### Provided data:
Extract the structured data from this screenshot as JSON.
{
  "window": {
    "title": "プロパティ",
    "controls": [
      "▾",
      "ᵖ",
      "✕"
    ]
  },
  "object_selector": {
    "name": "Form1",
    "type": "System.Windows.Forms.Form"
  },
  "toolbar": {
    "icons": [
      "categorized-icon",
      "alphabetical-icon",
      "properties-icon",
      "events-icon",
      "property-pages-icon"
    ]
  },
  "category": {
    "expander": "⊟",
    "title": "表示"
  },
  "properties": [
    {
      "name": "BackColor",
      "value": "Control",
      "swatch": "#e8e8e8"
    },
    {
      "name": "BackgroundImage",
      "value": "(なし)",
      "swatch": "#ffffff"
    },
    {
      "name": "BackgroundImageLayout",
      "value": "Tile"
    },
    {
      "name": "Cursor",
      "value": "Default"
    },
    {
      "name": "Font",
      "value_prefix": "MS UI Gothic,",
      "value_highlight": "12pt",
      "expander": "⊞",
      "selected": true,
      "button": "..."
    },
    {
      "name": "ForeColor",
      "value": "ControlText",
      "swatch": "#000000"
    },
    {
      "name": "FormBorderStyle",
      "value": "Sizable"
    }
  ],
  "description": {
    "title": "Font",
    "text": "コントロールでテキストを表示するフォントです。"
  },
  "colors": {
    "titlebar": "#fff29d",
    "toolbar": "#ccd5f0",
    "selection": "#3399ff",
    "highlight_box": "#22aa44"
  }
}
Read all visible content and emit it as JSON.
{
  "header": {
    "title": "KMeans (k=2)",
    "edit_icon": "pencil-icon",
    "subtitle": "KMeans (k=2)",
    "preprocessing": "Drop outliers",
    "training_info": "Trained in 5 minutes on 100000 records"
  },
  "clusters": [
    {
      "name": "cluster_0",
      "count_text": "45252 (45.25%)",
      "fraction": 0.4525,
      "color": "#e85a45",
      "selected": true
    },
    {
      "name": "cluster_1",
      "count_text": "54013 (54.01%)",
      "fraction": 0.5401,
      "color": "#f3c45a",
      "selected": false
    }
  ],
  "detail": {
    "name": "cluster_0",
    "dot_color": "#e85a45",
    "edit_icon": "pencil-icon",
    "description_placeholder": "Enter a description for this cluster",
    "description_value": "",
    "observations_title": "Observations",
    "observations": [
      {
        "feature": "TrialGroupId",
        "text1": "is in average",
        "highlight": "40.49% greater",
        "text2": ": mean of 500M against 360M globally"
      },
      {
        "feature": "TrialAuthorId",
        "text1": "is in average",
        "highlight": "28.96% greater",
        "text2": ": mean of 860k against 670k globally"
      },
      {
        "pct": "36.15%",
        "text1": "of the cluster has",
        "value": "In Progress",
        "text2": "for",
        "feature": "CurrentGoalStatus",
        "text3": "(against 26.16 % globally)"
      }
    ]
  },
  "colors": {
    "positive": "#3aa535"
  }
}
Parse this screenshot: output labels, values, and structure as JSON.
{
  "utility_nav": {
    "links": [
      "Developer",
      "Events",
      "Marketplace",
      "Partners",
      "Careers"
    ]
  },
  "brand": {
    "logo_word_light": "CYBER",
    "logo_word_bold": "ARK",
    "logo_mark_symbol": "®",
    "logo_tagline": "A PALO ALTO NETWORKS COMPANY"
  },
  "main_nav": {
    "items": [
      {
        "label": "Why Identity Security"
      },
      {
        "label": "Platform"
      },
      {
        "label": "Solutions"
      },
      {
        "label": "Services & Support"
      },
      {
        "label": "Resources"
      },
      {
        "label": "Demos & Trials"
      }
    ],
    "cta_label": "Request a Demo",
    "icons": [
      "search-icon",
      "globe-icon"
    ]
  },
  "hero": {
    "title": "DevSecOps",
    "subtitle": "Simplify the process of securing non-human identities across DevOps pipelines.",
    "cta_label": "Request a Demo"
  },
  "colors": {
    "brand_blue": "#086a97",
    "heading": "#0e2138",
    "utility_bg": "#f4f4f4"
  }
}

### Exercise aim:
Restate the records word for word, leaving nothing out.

### Your response:
Extract the structured data from this screenshot as JSON.
{
  "window": {
    "title": "プロパティ",
    "controls": [
      "▾",
      "ᵖ",
      "✕"
    ]
  },
  "object_selector": {
    "name": "Form1",
    "type": "System.Windows.Forms.Form"
  },
  "toolbar": {
    "icons": [
      "categorized-icon",
      "alphabetical-icon",
      "properties-icon",
      "events-icon",
      "property-pages-icon"
    ]
  },
  "category": {
    "expander": "⊟",
    "title": "表示"
  },
  "properties": [
    {
      "name": "BackColor",
      "value": "Control",
      "swatch": "#e8e8e8"
    },
    {
      "name": "BackgroundImage",
      "value": "(なし)",
      "swatch": "#ffffff"
    },
    {
      "name": "BackgroundImageLayout",
      "value": "Tile"
    },
    {
      "name": "Cursor",
      "value": "Default"
    },
    {
      "name": "Font",
      "value_prefix": "MS UI Gothic,",
      "value_highlight": "12pt",
      "expander": "⊞",
      "selected": true,
      "button": "..."
    },
    {
      "name": "ForeColor",
      "value": "ControlText",
      "swatch": "#000000"
    },
    {
      "name": "FormBorderStyle",
      "value": "Sizable"
    }
  ],
  "description": {
    "title": "Font",
    "text": "コントロールでテキストを表示するフォントです。"
  },
  "colors": {
    "titlebar": "#fff29d",
    "toolbar": "#ccd5f0",
    "selection": "#3399ff",
    "highlight_box": "#22aa44"
  }
}
Read all visible content and emit it as JSON.
{
  "header": {
    "title": "KMeans (k=2)",
    "edit_icon": "pencil-icon",
    "subtitle": "KMeans (k=2)",
    "preprocessing": "Drop outliers",
    "training_info": "Trained in 5 minutes on 100000 records"
  },
  "clusters": [
    {
      "name": "cluster_0",
      "count_text": "45252 (45.25%)",
      "fraction": 0.4525,
      "color": "#e85a45",
      "selected": true
    },
    {
      "name": "cluster_1",
      "count_text": "54013 (54.01%)",
      "fraction": 0.5401,
      "color": "#f3c45a",
      "selected": false
    }
  ],
  "detail": {
    "name": "cluster_0",
    "dot_color": "#e85a45",
    "edit_icon": "pencil-icon",
    "description_placeholder": "Enter a description for this cluster",
    "description_value": "",
    "observations_title": "Observations",
    "observations": [
      {
        "feature": "TrialGroupId",
        "text1": "is in average",
        "highlight": "40.49% greater",
        "text2": ": mean of 500M against 360M globally"
      },
      {
        "feature": "TrialAuthorId",
        "text1": "is in average",
        "highlight": "28.96% greater",
        "text2": ": mean of 860k against 670k globally"
      },
      {
        "pct": "36.15%",
        "text1": "of the cluster has",
        "value": "In Progress",
        "text2": "for",
        "feature": "CurrentGoalStatus",
        "text3": "(against 26.16 % globally)"
      }
    ]
  },
  "colors": {
    "positive": "#3aa535"
  }
}
Parse this screenshot: output labels, values, and structure as JSON.
{
  "utility_nav": {
    "links": [
      "Developer",
      "Events",
      "Marketplace",
      "Partners",
      "Careers"
    ]
  },
  "brand": {
    "logo_word_light": "CYBER",
    "logo_word_bold": "ARK",
    "logo_mark_symbol": "®",
    "logo_tagline": "A PALO ALTO NETWORKS COMPANY"
  },
  "main_nav": {
    "items": [
      {
        "label": "Why Identity Security"
      },
      {
        "label": "Platform"
      },
      {
        "label": "Solutions"
      },
      {
        "label": "Services & Support"
      },
      {
        "label": "Resources"
      },
      {
        "label": "Demos & Trials"
      }
    ],
    "cta_label": "Request a Demo",
    "icons": [
      "search-icon",
      "globe-icon"
    ]
  },
  "hero": {
    "title": "DevSecOps",
    "subtitle": "Simplify the process of securing non-human identities across DevOps pipelines.",
    "cta_label": "Request a Demo"
  },
  "colors": {
    "brand_blue": "#086a97",
    "heading": "#0e2138",
    "utility_bg": "#f4f4f4"
  }
}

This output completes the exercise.